The Brown-Dellavedova relationship goes back a long way, when the two crossed paths in Australia. Dellavedova is from Maryborough, Australia, about an hour away from where Brown's wife grew up. Brown, of course, has coached most of his adult life in Australia, including being at the helm of the Olympic team that competed in London in 2012, with Dellavedova as the point guard.

"The first time I saw him was in 2009 and, I don't mean this as an insult at all, but he had this Neanderthal approach, an ass-kicker," said Brown. "He was [Jack] Dempsey in a ring, not [Muhammad] Ali. A street fighter and a gritty one and it wasn't pretty. He certainly never boasted extreme athleticism. When you saw him in his young ages, you had an immediate attraction to his toughness and a curiosity and uncertainty about where he would end up.

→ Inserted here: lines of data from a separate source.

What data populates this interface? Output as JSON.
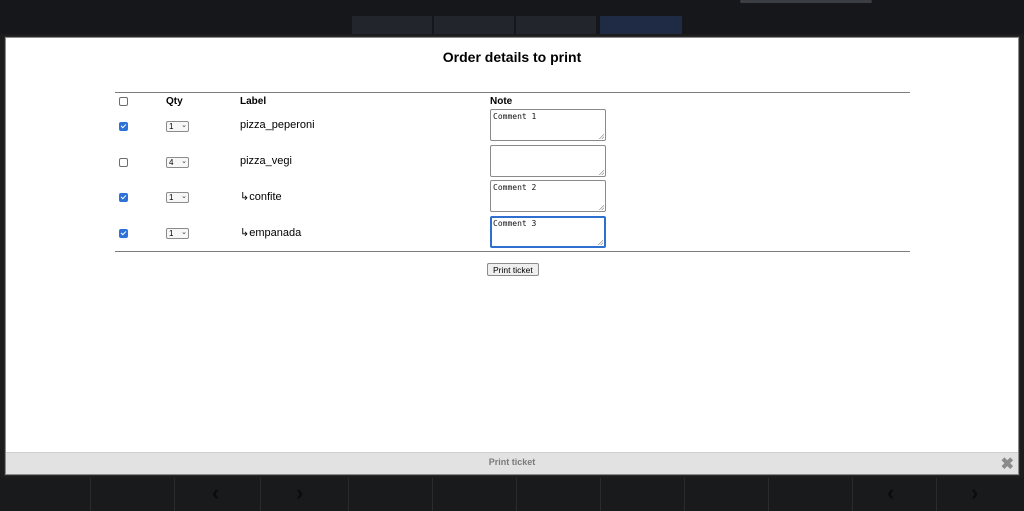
{
  "modal": {
    "title": "Order details to print",
    "table": {
      "headers": {
        "qty": "Qty",
        "label": "Label",
        "note": "Note"
      },
      "select_all_checked": false,
      "rows": [
        {
          "checked": true,
          "qty": "1",
          "label": "pizza_peperoni",
          "note": "Comment 1",
          "focused": false
        },
        {
          "checked": false,
          "qty": "4",
          "label": "pizza_vegi",
          "note": "",
          "focused": false
        },
        {
          "checked": true,
          "qty": "1",
          "label": "↳confite",
          "note": "Comment 2",
          "focused": false
        },
        {
          "checked": true,
          "qty": "1",
          "label": "↳empanada",
          "note": "Comment 3",
          "focused": true
        }
      ]
    },
    "print_button_label": "Print ticket",
    "footer_label": "Print ticket",
    "close_icon": "close-icon"
  },
  "colors": {
    "checkbox_checked": "#2d72d9",
    "focus_ring": "#2f6fd0",
    "footer_bg": "#e2e2e2"
  }
}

"I coached him in 2009 and brought him in in 2010 for a tryout for World Championships in Istanbul and had to cut him. To this day, he's the single most difficult person I had to cut, and I have cut many, many, many players. He was so passionate and determined to play for his country and worked so hard to earn that right, and I took it from him. I released him. To look at the expression on his face, it was evident how much pain he was in."

In the meantime, Dellavedova was in the process of putting together quite a college career at Saint Mary's in California, ultimately becoming the school leader in scoring, assists and games played. But the passion to play for his country never left the rugged guard, and his and Brown's paths crossed.

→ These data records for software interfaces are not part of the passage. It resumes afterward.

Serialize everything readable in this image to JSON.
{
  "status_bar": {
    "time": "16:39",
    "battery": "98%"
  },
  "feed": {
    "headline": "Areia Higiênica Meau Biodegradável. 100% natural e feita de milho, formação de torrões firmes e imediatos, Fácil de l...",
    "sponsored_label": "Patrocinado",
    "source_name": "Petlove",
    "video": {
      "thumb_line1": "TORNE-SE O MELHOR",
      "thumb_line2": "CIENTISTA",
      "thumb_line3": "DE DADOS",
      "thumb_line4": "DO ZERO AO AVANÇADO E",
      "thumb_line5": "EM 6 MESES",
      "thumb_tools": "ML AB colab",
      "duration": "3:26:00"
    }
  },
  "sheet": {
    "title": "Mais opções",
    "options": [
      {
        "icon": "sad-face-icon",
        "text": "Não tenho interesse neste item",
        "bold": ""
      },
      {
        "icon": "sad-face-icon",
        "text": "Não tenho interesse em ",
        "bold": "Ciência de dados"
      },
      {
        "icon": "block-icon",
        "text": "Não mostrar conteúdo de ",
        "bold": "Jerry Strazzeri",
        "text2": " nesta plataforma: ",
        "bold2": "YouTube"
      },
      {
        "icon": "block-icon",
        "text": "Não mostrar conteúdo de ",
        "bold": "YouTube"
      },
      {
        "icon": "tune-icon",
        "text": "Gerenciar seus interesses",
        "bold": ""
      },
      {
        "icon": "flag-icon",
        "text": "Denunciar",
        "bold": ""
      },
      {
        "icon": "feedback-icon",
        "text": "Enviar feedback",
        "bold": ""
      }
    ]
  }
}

"In 2011, we started gearing up for the Olympics and there he was again," Brown said. "He's one of those players that refused to go away. If we had multiple training camps or had to come back quickly from Saint Mary's, he would do that. His background is blue-collar, farming, that part of Australia. In 2012, we get ready to select the Olympic team and he makes it. How I'm going to use him, I'm not sure. He was the backup to Patty Mills at point guard. Two weeks before a game against Brazil in London, I push Patty to the '2' and let him score, and he went on to lead the London Olympics in scoring. We gave Delly the ball and named him our starting point guard.

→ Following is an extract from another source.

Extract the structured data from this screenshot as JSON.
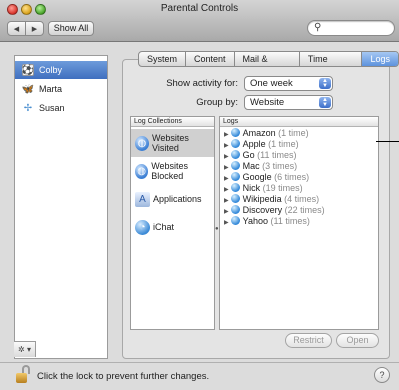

"The path that I've seen him take since 2009 to now, being a major reason that Cleveland is tied in the NBA Finals, is an incredibly deep story and one that resonates with me personally because I've seen the work that he has put in. You see the doubters who gave him zero shot."

So good was Dellavedova on Sunday that James, who has scored 83 points, grabbed 24 rebounds and dealt 17 assists in the two games, said: "It had everything to do with Delly. He just kept a body on Steph. He made Steph work. He was spectacular, man, defensively. We needed everything from him."

Brown knows that Dellavedova doesn't change what he will give you - everything. But he insists there is more to the player than just that Australian toughness.

"It's more than that, there's a technical side and a studied side that all collide under the roof of toughness to produce a gifted and elite defender," Brown said. "Look at him move his feet and contest Steph Curry at the end of the game. He shows his hands to refs and uses his chest better than any player I've seen. There is such a grittiness that when he does get switched out, he can swim somebody and front them and keep using his backside and arms to bother bigger players. It's just a wonderful story."

One that keeps growing. During the All-Star weekend in New York in February, Dellavedova competed in the Rising Stars game, which pits first- and second-year players against one another. As he was walking in the hallways off the court, two young fans asked for his autograph. He politely obliged. As he walked away, one boy looked at the other and asked "Who was that?" The other responded: "I don't know, but he plays for Cleveland, so he plays with LeBron."

Many more know Matthew Dellavedova now.